■ **EXERCISE GOAL**
Please return every line below that contains the string "title".

Data items:
════════════════════

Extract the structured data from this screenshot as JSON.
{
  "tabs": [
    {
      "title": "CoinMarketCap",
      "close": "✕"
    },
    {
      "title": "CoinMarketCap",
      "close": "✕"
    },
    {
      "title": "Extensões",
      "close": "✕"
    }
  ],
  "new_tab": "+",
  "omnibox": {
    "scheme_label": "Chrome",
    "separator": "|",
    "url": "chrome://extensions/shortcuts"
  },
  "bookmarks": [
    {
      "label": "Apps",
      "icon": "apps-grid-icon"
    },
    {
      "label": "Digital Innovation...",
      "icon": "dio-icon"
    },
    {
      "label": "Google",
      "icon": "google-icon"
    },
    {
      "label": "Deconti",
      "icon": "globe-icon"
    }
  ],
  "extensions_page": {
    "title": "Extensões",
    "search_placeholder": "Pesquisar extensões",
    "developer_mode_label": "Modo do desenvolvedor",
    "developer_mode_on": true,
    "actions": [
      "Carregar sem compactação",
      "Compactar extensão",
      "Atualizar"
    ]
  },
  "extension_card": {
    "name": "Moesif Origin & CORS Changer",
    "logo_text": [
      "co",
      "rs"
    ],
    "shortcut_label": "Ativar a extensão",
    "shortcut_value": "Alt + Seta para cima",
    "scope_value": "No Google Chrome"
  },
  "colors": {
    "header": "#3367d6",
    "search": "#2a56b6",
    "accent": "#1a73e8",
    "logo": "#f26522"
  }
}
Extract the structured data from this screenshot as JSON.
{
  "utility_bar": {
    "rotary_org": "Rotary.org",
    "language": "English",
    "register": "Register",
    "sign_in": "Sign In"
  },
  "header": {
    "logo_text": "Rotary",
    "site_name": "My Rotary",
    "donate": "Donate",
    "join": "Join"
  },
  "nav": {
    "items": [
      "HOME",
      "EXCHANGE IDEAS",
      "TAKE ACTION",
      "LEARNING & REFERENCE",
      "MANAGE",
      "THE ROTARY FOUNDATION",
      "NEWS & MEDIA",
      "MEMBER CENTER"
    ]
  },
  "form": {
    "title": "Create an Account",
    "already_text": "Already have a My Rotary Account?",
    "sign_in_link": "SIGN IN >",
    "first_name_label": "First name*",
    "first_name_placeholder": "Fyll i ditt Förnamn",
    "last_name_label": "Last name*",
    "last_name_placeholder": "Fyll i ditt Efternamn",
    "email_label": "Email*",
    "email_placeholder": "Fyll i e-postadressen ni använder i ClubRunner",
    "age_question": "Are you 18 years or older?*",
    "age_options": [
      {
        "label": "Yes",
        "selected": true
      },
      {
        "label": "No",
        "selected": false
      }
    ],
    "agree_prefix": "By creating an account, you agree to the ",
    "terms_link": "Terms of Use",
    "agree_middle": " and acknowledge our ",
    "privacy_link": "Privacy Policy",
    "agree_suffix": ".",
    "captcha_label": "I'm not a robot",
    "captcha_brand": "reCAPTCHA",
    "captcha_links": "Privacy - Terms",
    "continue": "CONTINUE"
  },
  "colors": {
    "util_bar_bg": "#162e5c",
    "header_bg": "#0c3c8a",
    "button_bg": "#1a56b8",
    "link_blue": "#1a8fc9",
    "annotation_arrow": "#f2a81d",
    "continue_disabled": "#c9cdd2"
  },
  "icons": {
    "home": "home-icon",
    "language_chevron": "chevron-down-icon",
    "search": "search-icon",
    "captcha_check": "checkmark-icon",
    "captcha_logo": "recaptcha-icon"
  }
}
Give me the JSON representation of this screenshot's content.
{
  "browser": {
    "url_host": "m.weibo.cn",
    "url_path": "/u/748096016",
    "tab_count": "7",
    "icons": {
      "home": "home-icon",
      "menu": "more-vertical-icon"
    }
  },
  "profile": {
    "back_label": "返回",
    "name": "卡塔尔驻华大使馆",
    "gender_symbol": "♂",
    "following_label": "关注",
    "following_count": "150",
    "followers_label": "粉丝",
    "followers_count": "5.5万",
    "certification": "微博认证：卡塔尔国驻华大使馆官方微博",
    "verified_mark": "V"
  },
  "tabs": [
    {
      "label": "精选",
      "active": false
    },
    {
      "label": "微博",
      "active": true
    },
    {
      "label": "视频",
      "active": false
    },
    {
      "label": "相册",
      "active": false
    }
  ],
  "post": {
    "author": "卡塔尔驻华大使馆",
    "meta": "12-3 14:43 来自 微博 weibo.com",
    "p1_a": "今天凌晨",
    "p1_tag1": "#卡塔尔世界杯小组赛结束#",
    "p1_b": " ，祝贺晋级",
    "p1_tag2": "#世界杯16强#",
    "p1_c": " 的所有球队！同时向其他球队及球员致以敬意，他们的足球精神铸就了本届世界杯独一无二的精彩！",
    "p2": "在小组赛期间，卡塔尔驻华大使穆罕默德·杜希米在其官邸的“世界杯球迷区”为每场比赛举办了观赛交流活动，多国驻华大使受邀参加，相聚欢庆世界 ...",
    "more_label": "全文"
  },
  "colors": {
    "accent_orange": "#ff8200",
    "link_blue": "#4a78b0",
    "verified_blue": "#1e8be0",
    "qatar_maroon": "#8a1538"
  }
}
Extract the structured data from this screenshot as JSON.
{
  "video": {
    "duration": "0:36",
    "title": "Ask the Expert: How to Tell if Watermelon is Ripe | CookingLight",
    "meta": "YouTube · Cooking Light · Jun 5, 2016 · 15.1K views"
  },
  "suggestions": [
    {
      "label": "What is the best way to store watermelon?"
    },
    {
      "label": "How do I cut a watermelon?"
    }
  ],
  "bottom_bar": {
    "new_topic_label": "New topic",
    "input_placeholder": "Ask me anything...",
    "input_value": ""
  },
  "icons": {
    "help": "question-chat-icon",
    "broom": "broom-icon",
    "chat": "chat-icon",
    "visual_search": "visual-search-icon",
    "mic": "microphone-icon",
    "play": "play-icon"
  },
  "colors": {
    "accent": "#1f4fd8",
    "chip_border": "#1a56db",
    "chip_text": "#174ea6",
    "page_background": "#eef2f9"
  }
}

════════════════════

■ **WORKED SOLUTION**
      "title": "CoinMarketCap",
      "title": "CoinMarketCap",
      "title": "Extensões",
    "title": "Extensões",
    "title": "Create an Account",
    "title": "Ask the Expert: How to Tell if Watermelon is Ripe | CookingLight",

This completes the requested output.